"I received your favor of Oct. 16, at this place, where I pass much of my time, very distant from Monticello. I am quite astonished at the idea which seems to have got abroad; that I propose publishing something on the subject of religion, and this is said to have arisen from a letter of mine to my friend Charles Thompson, in which certainly there is no trace of such an idea. When we see religion split into so many thousand of sects, and I may say Christianity itself divided into it’s thousands also, who are disputing, anathematizing and where the laws permit burning and torturing one another for abstractions which no one of them understand, and which are indeed beyond the comprehension of the human mind, into which of the chambers of this Bedlam would a [torn] man wish to thrust himself. The sum of all religion as expressed by it’s best preacher, “fear god and love thy neighbor” contains no mystery, needs no explanation. But this wont do. It gives no scope to make dupes; priests could not live by it. Your idea of the moral obligations of governments are perfectly correct. The man who is dishonest as a statesman would be a dishonest man in any station. It is strangely absurd to suppose that a million of human beings collected together are not under the same moral laws which bind each of them separately. It is a great consolation to me that our government, as it cherishes most it’s duties to its own citizens, so is it the most exact in it’s moral conduct towards other nations. I do not believe that in the four administrations which have taken place, there has been a single instance of departure from good faith towards other nations. We may sometimes have mistaken our rights, or made an erroneous estimate of the actions of others, but no voluntary wrong can be imputed to us. In this respect England exhibits the most remarkable phaenomenon in the universe in the contrast between the profligacy of it’s government and the probity of it’s citizens. And accordingly it is now exhibiting an example of the truth of the maxim that virtue & interest are inseparable. It ends, as might have been expected, in the ruin of it’s people, but this ruin will fall heaviest, as it ought to fall on that hereditary aristocracy which has for generations been preparing the catastrophe. I hope we shall take warning from the example and crush in it’s birth the aristocracy of our monied corporations which dare already to challenge our government to a trial of strength and bid defiance to the laws of our country. Present me respectfully to Mrs. Logan and accept yourself my friendly and respectful salutations."
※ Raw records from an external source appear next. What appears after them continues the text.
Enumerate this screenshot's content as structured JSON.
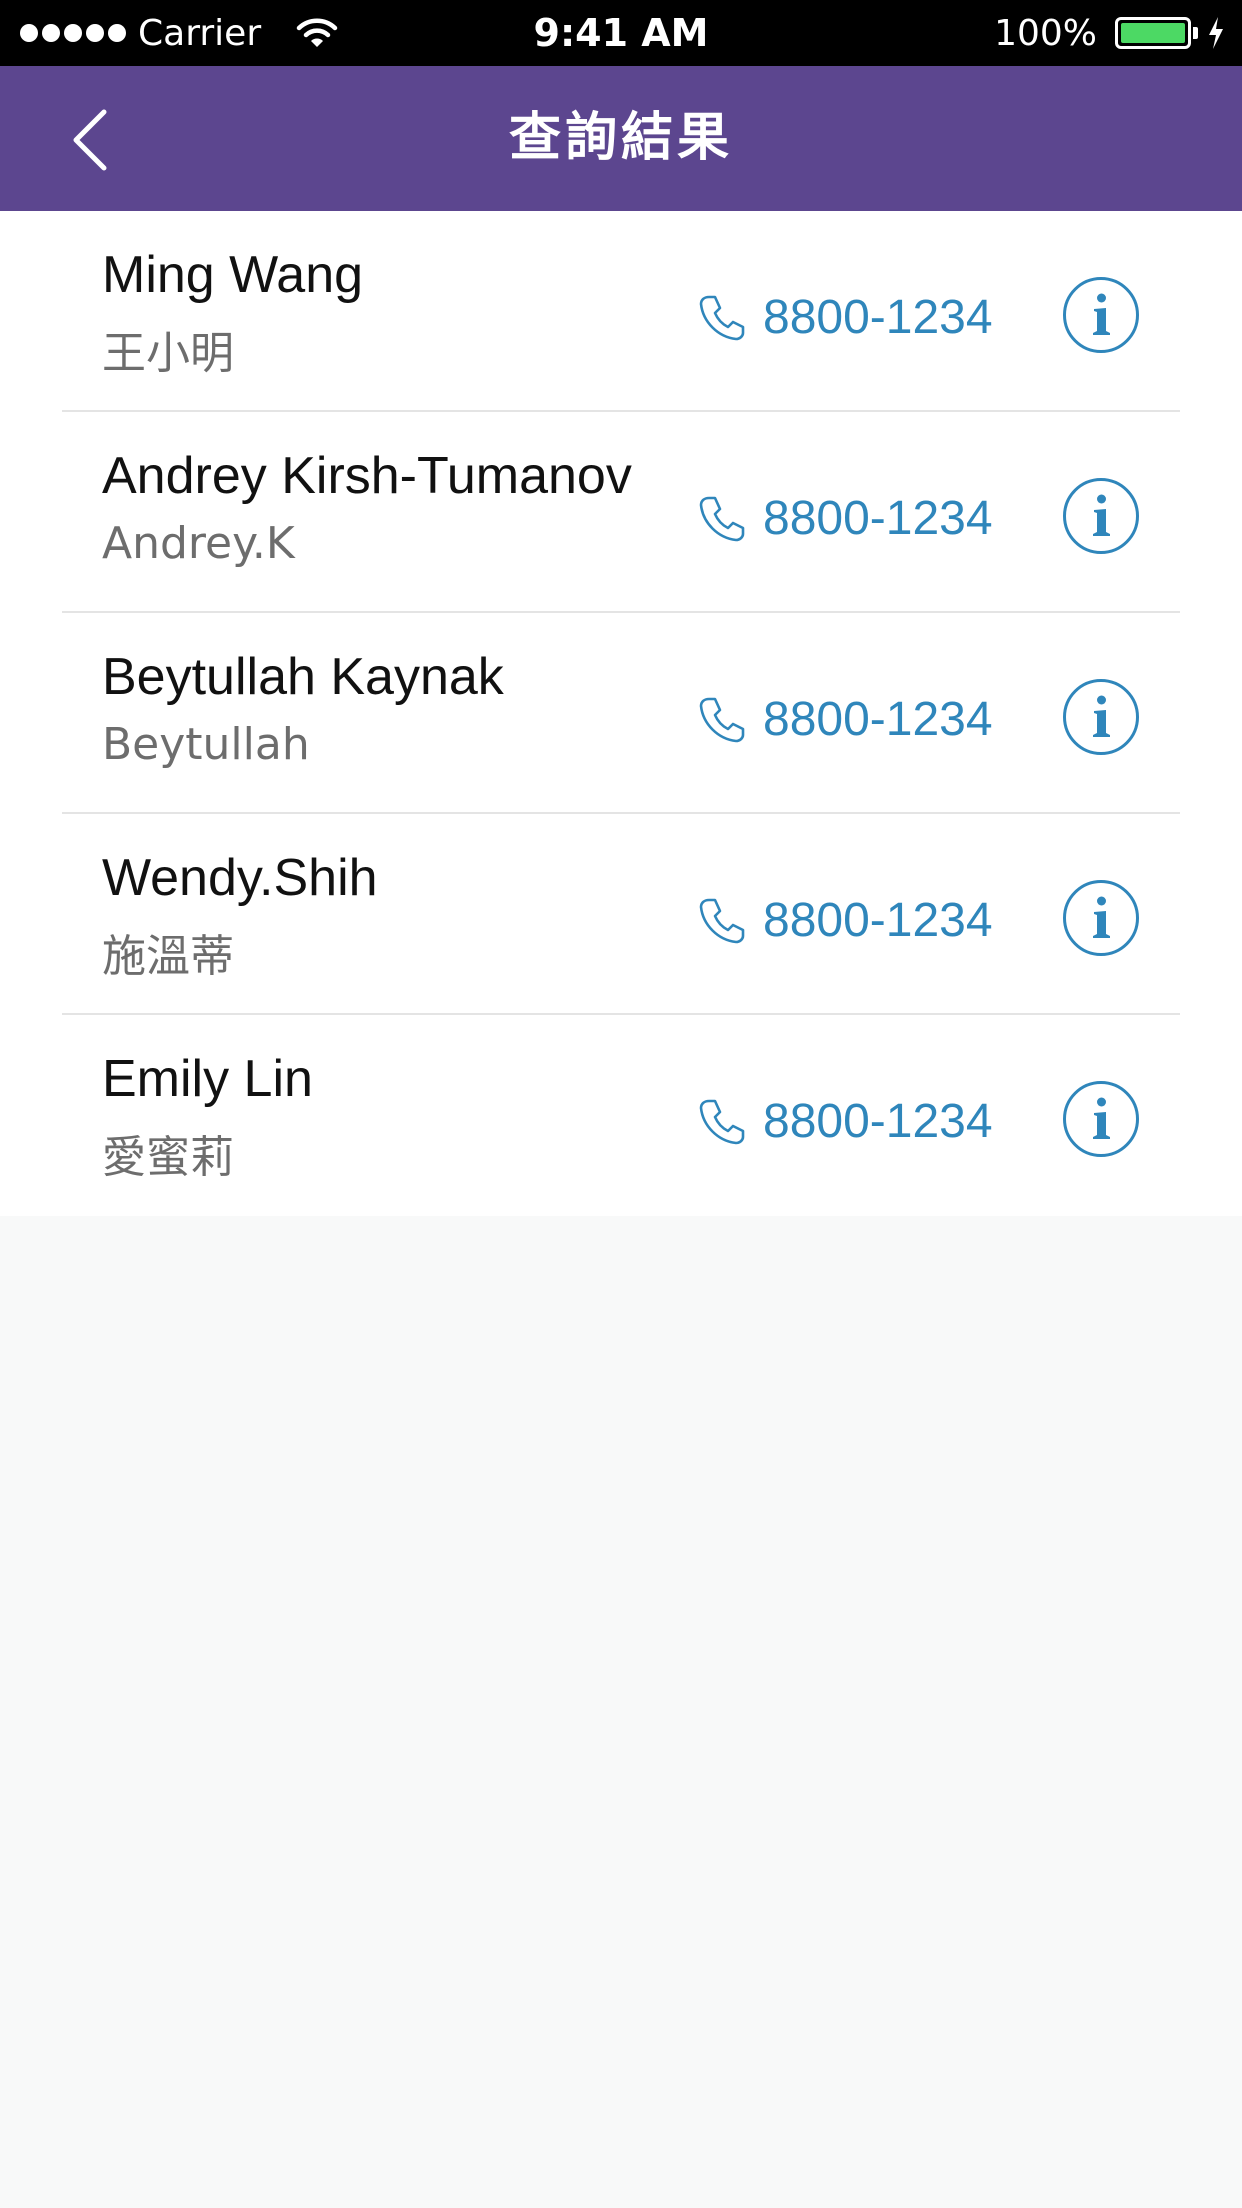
{
  "status_bar": {
    "carrier": "Carrier",
    "time": "9:41 AM",
    "battery_percent": "100%",
    "battery_level": 1.0,
    "battery_color": "#4cd964"
  },
  "nav": {
    "title": "查詢結果",
    "back_icon": "chevron-left-icon",
    "background": "#5c468f"
  },
  "accent_color": "#2f86bb",
  "contacts": [
    {
      "name": "Ming Wang",
      "alias": "王小明",
      "phone": "8800-1234"
    },
    {
      "name": "Andrey Kirsh-Tumanov",
      "alias": "Andrey.K",
      "phone": "8800-1234"
    },
    {
      "name": "Beytullah Kaynak",
      "alias": "Beytullah",
      "phone": "8800-1234"
    },
    {
      "name": "Wendy.Shih",
      "alias": "施溫蒂",
      "phone": "8800-1234"
    },
    {
      "name": "Emily Lin",
      "alias": "愛蜜莉",
      "phone": "8800-1234"
    }
  ]
}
–Thomas Jefferson in a letter to George Logan dated 12 November 1816